The Healthy Benefits of Oil Pulling

My new morning ritual got a little fresher with oil pulling, another one of nature’s way to detox the body.

What is Oil Pulling?

Oil pulling also known as “kavala” or “gundusha,” is an ancient Ayurvedic therapy dating back over 3,000 years and believed to promote oral health and detoxification. The healthy benefits of oil pulling using cold-pressed oils such as coconut oil, sesame, or even olive oil has been reported to “pull” away harmful toxins from the mouth, teeth, gums, and throat. Since oral health reportedly correlates to the health of your body, oil pulling is a safe and effective way to stay healthy.

Oil pulling is a traditional Ayurvedic method of dental care.
Oil pulling is a traditional Ayurvedic method of dental care.

Why I Practice Oil Pulling

The human mouth is home to bacteria, fungi, viruses and other toxins, so the healthy benefits of oil pulling will remove the chance of toxins spreading throughout my body.

Also, studies show good oral hygiene and oral health can improve one’s overall health. With oil pulling there is a reduced risk of disease, reductions in stress, fresher (kissable) breath, and whiter teeth.

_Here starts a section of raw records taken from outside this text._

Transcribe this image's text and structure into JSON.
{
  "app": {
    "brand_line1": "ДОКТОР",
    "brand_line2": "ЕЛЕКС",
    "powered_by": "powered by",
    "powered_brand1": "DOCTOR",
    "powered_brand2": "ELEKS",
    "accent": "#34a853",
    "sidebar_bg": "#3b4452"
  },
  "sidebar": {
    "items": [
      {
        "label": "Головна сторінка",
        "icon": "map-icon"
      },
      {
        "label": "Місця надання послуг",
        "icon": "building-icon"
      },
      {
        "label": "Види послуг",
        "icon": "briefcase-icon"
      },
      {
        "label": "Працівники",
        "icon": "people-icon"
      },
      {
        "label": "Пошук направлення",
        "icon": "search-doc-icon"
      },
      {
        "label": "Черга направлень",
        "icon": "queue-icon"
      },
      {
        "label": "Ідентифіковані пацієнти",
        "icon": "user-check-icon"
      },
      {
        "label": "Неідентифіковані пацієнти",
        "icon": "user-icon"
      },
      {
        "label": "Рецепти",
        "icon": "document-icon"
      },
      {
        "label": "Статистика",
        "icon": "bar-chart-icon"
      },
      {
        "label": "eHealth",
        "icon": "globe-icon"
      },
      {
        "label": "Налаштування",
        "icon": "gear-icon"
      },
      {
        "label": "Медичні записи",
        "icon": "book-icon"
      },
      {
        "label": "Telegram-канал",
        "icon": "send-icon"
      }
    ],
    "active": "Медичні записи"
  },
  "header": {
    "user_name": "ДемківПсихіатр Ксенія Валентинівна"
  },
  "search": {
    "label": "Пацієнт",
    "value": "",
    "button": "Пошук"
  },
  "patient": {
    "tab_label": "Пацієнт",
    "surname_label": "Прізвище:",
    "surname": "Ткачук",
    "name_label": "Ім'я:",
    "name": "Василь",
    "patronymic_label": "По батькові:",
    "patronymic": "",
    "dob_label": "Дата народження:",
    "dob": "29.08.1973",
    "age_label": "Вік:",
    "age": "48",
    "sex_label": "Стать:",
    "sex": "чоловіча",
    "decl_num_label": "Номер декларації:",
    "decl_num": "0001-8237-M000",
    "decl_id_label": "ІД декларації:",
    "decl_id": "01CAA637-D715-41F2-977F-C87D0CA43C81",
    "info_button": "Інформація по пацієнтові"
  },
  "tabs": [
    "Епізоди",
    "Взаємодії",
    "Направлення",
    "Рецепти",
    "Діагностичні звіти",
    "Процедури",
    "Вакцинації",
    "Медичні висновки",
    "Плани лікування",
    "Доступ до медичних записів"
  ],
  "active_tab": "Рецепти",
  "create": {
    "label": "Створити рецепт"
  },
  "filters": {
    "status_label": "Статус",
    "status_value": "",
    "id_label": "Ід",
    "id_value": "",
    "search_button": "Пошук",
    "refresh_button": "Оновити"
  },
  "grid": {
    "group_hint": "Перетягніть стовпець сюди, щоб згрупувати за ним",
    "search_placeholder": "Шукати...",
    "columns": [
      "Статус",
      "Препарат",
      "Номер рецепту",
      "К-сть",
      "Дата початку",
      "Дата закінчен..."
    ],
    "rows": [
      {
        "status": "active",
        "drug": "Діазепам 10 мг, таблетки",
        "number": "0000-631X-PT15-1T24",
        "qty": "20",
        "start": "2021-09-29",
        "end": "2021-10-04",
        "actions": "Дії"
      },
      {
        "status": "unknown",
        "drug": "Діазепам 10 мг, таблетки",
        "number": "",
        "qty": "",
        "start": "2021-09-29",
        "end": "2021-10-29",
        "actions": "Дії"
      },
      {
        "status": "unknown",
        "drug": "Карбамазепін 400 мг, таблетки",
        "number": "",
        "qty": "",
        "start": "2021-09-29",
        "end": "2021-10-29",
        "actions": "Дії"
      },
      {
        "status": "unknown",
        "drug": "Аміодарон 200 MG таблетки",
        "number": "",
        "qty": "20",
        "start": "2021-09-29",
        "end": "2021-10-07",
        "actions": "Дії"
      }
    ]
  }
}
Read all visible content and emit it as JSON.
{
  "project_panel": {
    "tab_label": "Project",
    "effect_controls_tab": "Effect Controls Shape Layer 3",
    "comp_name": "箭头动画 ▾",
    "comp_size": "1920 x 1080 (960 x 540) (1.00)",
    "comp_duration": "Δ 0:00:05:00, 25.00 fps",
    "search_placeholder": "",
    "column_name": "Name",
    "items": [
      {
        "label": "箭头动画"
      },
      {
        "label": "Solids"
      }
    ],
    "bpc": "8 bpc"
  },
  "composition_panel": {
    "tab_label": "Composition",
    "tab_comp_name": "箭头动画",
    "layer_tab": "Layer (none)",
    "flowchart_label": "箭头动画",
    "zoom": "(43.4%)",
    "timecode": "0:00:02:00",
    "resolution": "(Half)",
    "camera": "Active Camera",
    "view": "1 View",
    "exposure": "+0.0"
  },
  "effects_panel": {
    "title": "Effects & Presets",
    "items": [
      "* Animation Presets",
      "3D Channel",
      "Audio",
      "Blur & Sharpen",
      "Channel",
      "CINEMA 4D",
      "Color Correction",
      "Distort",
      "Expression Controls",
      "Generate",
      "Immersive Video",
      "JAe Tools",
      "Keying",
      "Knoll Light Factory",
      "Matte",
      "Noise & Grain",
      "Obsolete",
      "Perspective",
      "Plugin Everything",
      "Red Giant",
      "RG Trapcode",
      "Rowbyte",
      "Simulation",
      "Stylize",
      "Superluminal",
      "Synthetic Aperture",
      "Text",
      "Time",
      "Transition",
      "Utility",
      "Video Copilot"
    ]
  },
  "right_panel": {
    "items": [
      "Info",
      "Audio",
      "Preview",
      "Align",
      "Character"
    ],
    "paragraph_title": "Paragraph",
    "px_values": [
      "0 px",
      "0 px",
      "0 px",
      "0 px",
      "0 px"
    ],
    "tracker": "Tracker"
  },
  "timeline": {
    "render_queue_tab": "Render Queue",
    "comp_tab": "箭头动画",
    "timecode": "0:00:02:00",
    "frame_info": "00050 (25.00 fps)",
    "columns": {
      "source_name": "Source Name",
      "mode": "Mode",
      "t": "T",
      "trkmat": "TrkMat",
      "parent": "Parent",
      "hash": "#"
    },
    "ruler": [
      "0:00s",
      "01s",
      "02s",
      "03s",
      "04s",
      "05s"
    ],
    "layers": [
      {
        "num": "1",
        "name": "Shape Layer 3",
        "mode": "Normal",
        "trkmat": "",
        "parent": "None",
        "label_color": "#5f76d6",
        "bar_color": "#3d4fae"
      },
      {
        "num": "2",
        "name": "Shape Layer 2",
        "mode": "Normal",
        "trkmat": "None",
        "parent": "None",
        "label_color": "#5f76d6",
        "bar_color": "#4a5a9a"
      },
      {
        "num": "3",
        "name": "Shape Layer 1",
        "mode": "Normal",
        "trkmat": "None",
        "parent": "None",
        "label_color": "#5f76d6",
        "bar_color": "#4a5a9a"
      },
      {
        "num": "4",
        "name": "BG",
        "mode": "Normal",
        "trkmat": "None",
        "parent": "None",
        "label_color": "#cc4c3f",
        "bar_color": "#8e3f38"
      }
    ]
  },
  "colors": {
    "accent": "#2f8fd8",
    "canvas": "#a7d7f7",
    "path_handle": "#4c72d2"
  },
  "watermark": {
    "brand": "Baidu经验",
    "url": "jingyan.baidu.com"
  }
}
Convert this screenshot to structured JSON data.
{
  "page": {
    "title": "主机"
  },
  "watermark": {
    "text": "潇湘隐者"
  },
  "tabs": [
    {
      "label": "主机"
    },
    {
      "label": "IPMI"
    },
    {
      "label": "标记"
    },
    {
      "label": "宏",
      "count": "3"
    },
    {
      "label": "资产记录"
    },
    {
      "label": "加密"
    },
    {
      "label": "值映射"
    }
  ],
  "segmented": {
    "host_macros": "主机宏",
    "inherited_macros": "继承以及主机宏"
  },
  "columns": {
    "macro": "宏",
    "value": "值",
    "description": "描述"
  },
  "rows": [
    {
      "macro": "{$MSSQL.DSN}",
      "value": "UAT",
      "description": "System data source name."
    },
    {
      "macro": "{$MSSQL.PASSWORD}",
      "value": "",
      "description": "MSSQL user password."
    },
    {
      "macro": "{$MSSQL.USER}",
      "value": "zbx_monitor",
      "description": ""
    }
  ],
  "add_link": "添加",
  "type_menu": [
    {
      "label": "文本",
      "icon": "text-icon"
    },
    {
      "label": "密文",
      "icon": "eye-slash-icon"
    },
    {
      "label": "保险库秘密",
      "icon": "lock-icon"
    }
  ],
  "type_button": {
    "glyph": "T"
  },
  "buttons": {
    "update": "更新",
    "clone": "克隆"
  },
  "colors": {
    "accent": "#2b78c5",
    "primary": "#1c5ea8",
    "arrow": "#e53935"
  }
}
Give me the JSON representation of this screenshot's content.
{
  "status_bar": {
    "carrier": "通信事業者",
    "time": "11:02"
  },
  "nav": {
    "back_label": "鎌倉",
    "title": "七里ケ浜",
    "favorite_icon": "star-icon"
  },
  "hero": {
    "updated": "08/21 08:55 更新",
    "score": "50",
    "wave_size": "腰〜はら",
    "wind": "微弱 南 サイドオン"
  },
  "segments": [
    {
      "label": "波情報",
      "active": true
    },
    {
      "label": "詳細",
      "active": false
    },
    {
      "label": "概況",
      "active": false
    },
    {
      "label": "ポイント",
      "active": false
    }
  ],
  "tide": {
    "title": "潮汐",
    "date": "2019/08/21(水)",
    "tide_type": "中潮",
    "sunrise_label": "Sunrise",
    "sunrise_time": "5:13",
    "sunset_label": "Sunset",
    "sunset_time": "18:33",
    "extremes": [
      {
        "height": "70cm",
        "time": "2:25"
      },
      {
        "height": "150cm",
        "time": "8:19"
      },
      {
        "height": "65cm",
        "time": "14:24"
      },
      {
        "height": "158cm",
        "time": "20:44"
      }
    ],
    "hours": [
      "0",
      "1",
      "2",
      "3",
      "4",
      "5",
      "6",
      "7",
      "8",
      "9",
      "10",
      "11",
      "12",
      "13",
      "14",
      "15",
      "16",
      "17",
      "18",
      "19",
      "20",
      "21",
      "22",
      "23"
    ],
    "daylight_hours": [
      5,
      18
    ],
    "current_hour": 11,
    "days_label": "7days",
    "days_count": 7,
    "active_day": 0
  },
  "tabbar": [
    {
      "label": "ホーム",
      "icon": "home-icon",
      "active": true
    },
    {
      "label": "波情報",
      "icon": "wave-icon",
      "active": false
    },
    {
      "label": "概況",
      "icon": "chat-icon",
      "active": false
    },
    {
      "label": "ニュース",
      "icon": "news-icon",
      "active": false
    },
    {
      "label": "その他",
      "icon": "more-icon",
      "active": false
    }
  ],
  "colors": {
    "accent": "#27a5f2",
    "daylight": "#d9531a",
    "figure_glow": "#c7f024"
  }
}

After a few weeks of oil pulling, I’ve noticed an increased energy and clarity, another great reason to spend a bit of time swishing oil between my teeth a few minutes a day.

Which Oil is Better?

It’s a matter of taste and choice which oil you prefer. I began oil pulling using organic cold-pressed sesame oil at my first yoga retreat. The scent and taste are palatable and I had a bottle already at home to continue the practice. Others I know use extra virgin cold pressed coconut, sunflower or olive oil.

Sesame oil does have a high concentration of omega-6 oils. Therefore, coconut oil may be a better choice for you. Also, coconut oil has anti-fungal properties to kill off bad bacteria in the mouth. Keep in mind, you’ll need to let the thick coconut oil warm in the mouth for about 10 seconds before the consistency becomes runny. For some the texture of coconut oil is a turn off. Others find the taste of coconut oil more pleasing than sesame or olive oil. Personally, I’ll save the olive oil for cooking.

Depending on what you have in the cupboard (make sure it’s still fresh and not rancid), start with the oil of your choice and switch to another one until you find the best one for you.

How to Oil Pull

  1. In the morning, gently brush your tongue using a tongue scraper.
  2. On an empty stomach, take one tablespoon of organic cold-pressed oil (coconut, sesame, or olive) in the mouth but do not swallow it.
  3. Pull the oil slowly between your teeth sucking and pulling it around your mouth for about 10-15 minutes.
  4. The oil will become whiter after around 10 minutes indicating it has been pulled long enough.
  5. Spit the oil out of your mouth (in the toilet or sink) and thoroughly rinse your mouth out with water.
  6. Brush your teeth as normal.
  7. Clean the sink properly to remove the harmful toxins.

Oil pulling does not replace regular dental checkups, flossing, or brushing, so if you have questions consult your doctor or dentist to find out if the oil pulling is for you.

The Six Tastes of Ugadi Pachadi

This year on Monday, March 31, Ugadi is celebrated to commemorate the New Year of Andhra Pradesh marking a change in the lunar orbit along with the beginning of the new Hindu lunar calendar. As Mother Nature awakens and spring blooms, the Karnataka Indian New Year festival brings a feeling of joy, growth, prosperity, and new ventures and the six tastes of Ugadi Pachadi.

Ugadi Pachadi
Wiki Commons Photo: Ugadi Pachadi, by Srinivas14

Ugadi begins early in the morning around 4:30 a.m. when the elderly women of the family chant mantras. The day continues with a ritual oil-bath followed by prayers. Oil bath and eating Neem leaves are also must rituals suggested by scriptures.

As with most Indian holidays, preparation of special foods is also an important. One of the main items prepared during the festival is Bevu Bella, a paste made from jaggery, neem buds, tamarind juice and raw mango.

Bevu Bella is bitter, sweet and sour reminding us that life is a mixture of happy and sad events. During Ugadi, family members eat the special mixture which consists of six tastes called Ugadi Pachhadi symbolizing that life is a mixture of unique experiences and that we should remain ready to accept everything in life throughout the New Year.

The Six Tastes of Ugadi Pachadi

Each ingredient denotes the six tastes of life:

  • Sadness – Neem Buds/Flowers for its bitterness
  • Happiness – Jaggery and ripe banana pieces for sweetness
  • Anger – Green Chilli/Pepper for its hot taste
  • Fear – Salt for saltiness
  • Disgust – Tamarind Juice for its sourness
  • Surprise – Unripened Mango for its tang

Are you ready to accept everything in life throughout the New Year? If so, how do you celebrate the season’s freshness?